*** Opening Input data ***

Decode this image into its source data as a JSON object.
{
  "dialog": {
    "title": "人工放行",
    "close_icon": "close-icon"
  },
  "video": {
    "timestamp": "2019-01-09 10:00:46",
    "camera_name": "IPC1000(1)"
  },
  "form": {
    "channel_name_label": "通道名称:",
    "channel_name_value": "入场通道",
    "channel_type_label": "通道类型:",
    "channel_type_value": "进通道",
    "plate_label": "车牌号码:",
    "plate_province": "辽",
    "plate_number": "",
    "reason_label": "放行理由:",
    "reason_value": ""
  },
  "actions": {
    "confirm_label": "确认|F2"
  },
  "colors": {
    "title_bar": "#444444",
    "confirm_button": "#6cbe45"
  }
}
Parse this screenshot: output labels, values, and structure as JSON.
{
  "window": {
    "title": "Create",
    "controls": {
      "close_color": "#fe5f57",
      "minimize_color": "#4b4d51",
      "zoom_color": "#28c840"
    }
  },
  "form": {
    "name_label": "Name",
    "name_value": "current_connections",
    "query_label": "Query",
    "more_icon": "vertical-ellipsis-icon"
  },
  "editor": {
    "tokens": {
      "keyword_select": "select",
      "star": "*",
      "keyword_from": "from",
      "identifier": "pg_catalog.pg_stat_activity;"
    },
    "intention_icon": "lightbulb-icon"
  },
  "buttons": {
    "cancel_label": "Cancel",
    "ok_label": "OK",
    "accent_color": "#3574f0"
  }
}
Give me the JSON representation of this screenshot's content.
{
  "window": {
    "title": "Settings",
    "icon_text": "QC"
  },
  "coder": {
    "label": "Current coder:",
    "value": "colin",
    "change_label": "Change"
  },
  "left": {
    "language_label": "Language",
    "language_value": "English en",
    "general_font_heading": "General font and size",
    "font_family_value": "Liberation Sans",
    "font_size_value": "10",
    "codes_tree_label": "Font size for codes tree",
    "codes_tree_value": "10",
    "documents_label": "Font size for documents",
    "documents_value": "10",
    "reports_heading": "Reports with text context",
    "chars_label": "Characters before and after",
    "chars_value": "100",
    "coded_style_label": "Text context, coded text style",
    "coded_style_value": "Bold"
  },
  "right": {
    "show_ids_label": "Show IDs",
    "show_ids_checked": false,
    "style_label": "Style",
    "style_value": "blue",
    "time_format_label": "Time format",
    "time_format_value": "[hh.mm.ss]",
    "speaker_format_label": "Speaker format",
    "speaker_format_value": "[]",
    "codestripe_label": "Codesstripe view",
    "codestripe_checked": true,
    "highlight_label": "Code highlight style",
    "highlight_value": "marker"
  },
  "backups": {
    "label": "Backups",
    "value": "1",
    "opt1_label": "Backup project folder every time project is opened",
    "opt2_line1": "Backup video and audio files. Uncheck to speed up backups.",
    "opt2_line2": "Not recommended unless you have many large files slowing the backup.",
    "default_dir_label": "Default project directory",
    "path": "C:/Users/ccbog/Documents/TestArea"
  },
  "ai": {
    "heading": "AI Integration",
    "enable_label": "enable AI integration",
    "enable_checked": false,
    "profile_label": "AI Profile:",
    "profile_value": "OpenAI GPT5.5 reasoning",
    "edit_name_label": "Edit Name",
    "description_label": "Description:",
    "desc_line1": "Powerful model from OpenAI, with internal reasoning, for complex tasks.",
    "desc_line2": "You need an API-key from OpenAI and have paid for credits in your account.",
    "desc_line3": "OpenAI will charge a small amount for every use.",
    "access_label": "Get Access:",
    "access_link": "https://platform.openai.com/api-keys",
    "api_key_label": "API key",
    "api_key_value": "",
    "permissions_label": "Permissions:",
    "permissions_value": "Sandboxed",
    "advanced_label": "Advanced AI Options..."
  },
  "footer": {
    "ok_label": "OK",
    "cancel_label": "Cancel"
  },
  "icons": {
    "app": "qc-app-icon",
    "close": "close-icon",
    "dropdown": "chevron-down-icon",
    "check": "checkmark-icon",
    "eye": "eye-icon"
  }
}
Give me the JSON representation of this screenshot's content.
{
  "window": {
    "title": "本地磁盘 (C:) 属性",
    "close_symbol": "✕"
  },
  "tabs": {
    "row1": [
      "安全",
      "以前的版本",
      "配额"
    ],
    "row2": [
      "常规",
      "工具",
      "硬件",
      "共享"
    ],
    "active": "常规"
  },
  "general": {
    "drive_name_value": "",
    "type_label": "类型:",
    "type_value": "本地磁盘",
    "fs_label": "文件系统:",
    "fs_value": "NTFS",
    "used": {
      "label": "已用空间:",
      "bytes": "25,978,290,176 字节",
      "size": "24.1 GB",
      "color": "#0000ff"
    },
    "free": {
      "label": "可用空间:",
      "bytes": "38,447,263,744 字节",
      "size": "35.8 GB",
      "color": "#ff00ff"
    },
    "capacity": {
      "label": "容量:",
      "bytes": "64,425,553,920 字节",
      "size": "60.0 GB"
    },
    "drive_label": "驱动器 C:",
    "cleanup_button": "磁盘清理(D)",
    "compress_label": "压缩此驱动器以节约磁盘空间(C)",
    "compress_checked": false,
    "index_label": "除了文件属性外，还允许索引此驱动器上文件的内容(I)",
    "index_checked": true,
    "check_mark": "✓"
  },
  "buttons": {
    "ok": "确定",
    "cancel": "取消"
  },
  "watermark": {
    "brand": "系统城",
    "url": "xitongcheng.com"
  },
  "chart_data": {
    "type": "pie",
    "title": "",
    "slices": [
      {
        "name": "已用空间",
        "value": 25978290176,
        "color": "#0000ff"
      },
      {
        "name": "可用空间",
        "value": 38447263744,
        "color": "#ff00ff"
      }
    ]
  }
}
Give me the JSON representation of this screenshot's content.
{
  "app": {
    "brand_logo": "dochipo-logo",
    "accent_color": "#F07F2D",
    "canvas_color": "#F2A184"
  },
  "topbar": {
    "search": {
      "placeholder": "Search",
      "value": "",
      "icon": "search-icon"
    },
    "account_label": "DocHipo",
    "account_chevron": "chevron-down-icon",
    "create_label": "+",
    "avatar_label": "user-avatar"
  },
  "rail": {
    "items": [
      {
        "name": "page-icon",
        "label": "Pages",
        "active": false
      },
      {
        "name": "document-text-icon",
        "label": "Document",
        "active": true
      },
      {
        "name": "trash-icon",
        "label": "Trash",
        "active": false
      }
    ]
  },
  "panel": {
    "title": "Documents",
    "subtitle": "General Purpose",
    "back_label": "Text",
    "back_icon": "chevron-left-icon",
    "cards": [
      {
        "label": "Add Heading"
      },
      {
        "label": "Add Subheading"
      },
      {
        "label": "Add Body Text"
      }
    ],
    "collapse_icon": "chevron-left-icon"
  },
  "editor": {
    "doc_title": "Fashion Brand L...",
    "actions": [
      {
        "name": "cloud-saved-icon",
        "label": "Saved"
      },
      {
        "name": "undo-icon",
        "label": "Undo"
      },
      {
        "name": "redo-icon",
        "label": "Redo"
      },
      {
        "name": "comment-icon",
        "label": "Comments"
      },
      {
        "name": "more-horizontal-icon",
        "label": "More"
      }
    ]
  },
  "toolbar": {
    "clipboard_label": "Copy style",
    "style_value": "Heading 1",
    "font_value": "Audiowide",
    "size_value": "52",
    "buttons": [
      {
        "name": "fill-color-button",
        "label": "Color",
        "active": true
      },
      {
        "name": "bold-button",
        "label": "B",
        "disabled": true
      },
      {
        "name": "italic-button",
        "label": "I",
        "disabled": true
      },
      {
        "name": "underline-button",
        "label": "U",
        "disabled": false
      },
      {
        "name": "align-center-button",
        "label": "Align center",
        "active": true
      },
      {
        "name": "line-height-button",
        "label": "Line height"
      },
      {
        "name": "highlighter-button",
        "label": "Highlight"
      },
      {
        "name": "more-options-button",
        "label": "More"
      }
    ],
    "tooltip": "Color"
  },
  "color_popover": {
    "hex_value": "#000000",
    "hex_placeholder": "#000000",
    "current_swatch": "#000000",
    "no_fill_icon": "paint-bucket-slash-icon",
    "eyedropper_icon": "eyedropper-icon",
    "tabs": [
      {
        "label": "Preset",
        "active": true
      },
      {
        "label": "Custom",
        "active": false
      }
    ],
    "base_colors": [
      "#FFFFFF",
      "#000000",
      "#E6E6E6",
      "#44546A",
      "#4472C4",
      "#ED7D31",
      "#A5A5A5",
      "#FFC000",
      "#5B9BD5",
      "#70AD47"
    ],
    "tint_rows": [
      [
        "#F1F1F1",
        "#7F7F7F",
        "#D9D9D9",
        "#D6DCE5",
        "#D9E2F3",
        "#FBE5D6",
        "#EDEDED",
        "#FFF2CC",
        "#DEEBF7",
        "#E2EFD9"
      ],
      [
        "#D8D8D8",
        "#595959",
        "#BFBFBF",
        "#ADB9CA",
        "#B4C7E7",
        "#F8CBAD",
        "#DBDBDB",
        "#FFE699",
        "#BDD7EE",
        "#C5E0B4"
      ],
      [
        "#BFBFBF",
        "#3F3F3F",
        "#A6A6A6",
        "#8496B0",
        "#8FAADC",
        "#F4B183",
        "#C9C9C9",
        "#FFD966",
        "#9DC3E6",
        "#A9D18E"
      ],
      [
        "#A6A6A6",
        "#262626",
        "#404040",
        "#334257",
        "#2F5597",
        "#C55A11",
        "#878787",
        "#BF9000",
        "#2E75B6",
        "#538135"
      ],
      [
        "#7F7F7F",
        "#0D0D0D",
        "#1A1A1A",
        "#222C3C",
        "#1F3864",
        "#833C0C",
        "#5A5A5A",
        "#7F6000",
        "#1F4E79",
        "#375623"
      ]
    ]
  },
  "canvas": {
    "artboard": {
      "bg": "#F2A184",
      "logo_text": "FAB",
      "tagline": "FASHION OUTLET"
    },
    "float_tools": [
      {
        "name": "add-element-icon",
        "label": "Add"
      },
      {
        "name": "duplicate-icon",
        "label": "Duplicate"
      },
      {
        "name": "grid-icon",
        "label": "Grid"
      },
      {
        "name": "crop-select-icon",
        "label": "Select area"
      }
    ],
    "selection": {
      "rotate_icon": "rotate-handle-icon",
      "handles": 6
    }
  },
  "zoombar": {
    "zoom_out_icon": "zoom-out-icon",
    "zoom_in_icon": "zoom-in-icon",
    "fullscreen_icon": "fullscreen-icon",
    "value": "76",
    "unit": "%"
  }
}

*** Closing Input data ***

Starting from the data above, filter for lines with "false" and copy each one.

Exercise solution:
    "show_ids_checked": false,
    "enable_checked": false,
    "compress_checked": false,
        "active": false
        "active": false
        "disabled": false
        "active": false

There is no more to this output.